    After the bombing of Pearl Harbor, Koh Murai was arrested immediately and taken to Fort Missoula, Montana. During the war, he was incarcerated in Fort Livingston, Louisiana, Santa Fe, New Mexico, and Rohwer, Arkansas. Kotaro left the Tanforan Assembly Center for Lincoln, Nebraska to attend the University of Nebraska, then the University of Minnesota to study Organic Chemistry. Throughout this period, Koh and Kotaro on maintained frequent letter correspondence in English. Koh Murai inquired after his son's well being, sent money for school, and encouraged him to study hard.
    At some point it appears that Koh Murai was hired by the government to promote resettlement to camp residents. After the war, the parents relocated to Denver, Colorado, where Mitzu worked as a nurse at a Catholic hospital. Koh later wrote a pamphlet in Japanese entitled the "U.S. Citizenship Reader," a guide for Issei taking the naturalization exam (also in the permanent collection under ID number 97.154.35).
    After Kotaro Murai passed away, his wife Mary Murai donated the letters, ephemera, photographs and book edited by Koh Murai to the Japanese American National Museum.

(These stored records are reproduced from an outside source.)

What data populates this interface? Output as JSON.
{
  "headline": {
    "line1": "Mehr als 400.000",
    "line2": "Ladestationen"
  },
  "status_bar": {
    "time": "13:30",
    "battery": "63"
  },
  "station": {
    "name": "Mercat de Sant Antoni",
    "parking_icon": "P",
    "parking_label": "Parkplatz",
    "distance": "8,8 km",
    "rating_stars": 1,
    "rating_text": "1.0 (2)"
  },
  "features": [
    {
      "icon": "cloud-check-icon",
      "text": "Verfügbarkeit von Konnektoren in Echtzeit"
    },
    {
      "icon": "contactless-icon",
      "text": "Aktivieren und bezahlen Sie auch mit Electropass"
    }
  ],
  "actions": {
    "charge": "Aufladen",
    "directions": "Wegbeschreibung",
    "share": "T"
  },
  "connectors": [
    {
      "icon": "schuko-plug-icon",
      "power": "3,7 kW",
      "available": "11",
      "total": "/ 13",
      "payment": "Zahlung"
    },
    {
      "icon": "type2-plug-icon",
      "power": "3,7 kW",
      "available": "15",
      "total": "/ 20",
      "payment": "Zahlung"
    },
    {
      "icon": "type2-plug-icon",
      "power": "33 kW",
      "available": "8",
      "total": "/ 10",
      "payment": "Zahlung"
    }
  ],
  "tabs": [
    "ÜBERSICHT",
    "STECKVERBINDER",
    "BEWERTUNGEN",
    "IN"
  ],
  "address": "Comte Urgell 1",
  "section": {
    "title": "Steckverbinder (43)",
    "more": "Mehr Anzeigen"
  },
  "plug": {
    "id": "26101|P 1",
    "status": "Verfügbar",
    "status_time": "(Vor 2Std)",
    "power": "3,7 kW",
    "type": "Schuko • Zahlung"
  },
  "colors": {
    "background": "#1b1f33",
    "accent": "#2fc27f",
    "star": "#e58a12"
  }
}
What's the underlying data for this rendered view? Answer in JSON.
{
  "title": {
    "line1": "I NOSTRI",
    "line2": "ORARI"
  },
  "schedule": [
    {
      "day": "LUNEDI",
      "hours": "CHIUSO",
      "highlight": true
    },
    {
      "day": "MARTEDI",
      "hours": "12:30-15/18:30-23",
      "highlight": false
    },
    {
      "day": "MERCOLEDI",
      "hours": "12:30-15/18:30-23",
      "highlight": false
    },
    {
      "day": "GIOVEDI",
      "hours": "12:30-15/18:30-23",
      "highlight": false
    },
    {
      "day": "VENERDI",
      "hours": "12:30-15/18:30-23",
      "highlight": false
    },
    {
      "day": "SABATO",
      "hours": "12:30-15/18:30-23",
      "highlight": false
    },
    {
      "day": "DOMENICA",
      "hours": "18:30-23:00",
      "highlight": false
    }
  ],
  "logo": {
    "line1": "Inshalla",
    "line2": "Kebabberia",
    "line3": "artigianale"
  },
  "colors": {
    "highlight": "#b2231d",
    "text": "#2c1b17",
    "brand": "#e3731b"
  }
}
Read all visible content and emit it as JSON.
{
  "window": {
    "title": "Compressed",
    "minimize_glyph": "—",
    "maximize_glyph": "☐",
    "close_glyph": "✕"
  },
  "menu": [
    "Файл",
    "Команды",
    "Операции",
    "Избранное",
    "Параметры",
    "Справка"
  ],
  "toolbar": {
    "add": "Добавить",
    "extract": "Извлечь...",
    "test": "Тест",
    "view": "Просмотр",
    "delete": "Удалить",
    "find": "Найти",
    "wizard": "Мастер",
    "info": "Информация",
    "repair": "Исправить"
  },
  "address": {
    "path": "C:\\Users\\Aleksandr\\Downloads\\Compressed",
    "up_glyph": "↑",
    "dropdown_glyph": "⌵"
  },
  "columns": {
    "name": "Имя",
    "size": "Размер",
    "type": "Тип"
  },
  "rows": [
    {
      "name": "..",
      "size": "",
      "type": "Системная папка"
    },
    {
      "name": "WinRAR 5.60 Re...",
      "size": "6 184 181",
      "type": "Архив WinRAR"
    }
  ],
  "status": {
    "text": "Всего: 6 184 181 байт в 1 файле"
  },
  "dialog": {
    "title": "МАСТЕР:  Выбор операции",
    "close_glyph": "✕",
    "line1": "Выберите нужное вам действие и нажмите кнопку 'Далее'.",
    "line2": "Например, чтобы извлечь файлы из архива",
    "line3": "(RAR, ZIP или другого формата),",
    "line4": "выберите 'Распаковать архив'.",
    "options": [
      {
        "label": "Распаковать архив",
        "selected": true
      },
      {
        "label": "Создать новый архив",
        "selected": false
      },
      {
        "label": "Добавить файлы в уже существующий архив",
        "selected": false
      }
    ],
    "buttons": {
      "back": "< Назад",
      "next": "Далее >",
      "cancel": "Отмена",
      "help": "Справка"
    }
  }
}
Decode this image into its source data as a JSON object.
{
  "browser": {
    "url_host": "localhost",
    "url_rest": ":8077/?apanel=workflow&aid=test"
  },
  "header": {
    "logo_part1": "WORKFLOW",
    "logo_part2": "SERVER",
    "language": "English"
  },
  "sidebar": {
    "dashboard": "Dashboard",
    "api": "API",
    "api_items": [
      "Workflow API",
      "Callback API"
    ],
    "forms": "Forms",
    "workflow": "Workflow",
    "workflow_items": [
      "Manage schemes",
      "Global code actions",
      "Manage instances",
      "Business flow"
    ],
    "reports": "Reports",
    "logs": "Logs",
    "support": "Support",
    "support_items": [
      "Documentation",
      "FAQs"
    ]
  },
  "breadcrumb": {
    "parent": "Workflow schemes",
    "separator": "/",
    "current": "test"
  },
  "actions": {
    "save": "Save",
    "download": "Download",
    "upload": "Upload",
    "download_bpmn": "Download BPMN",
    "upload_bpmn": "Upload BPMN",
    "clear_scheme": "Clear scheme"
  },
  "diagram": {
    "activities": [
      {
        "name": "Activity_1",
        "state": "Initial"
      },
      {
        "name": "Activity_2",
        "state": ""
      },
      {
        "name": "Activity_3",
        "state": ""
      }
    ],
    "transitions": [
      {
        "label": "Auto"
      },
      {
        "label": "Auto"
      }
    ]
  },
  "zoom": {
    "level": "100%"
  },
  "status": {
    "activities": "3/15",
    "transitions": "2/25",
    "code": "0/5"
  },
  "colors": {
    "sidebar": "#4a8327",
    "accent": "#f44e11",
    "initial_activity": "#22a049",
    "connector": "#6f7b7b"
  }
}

    Scope and Content of Collection

    This collection contains letters, ephemera, a book and several photographs. It is divided into four series: Correspondence, Photographs, Ephemera and Publications.

    Indexing Terms

    The following terms have been used to index the description of this collection in the library's online public access catalog.
    Murai, Koh
    Murai, Kotaro
    Japanese Americans
    New Mexico
    Japanese Americans--Evacuation and relocation, 1942-1945.
    Japanese Americans